I recently on some internal email by the developers where they mentioned something, offhand, what I think is amazing :). It will allow you to add measures by copy and pasting and many more quick updates through text. Best of all it turns out there is a straightforward way to change the script in your Power BI file by hand. At this moment this is still in preview and not documented so your mileage might vary but at one point this will be fully supported, and you can try it at your own risk for now 🙂
Start by enabling the enhanced metadata format under options (this is all preview so again it might break things).

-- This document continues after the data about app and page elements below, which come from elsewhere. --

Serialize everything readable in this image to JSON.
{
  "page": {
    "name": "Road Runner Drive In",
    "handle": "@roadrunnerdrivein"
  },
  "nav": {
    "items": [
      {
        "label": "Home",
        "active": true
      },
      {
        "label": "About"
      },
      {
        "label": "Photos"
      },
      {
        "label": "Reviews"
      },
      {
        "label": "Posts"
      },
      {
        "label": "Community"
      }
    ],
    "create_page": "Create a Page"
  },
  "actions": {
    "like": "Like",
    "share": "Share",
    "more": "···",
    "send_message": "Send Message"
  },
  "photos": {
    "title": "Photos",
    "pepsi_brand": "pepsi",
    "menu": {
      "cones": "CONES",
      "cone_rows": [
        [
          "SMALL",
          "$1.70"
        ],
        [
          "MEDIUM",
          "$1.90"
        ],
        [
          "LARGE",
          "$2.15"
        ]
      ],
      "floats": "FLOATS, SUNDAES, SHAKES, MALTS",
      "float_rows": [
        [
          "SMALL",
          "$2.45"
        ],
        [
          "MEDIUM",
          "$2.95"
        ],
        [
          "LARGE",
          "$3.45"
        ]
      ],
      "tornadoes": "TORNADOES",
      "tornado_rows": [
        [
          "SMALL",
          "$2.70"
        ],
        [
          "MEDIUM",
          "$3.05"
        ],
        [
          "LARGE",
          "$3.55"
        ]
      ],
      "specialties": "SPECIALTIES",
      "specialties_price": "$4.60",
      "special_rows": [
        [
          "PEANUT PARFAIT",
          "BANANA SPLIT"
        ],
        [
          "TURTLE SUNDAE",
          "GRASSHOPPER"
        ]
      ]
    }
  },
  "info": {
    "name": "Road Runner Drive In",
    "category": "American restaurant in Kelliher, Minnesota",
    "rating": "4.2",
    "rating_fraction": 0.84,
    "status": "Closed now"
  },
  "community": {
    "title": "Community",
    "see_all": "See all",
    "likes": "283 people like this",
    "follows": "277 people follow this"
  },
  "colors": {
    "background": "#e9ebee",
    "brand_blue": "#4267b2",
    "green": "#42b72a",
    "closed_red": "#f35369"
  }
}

Setting this option is changing how the metadata is being stored inside the PBIX file, until now the data model format was not saved in an optimal way for scripting, now it is more aligned to how SSAS does things and we can make changes to it.
As model I just imported a simple table into Power BI desktop and created two measures.
Now to make changes to the model using text I need save it as Power BI template. This gets rid of the actual AS database that is hidden under the covers and stores the model as readable text inside the template file
Then I rename the PBIT file to zip.
and unzip it
Now the good stuff is hidden in the DataModelSchema file. I open it with Notepad++ and I can see the whole model in TMSL similar as it is for SSAS Tabular. YAY no more base 64 encoded string for those of you have dabbled with the model before :). Now there are some slight differences to the SSAS tabular TMSL but that is not yet documented (so it also can change) and you have to figure it out yourself for now, most of it is around data sources.
To make the changes make sure you use a plain text editor, I tried opening with VS code and that worked but it added some HEX symbols to the file that Power BI desktop doesn’t like. So, keep it to Notepad++ :).
Now I add a measure by just copy and pasting from another one, change the name and the DAX formula.
Now I save the file and zip up the whole folder. Rename zip back to PBIT.
Opening the PBIT file creates a new model from the TMSL and voila now we have the new measure added to the model :).
That’s it, enormously powerful and imho just the beginning of all the incredible things we will be able to do with this soon. Just one final warning, don’t call us if something breaks when doing this until this feature gets to GA :).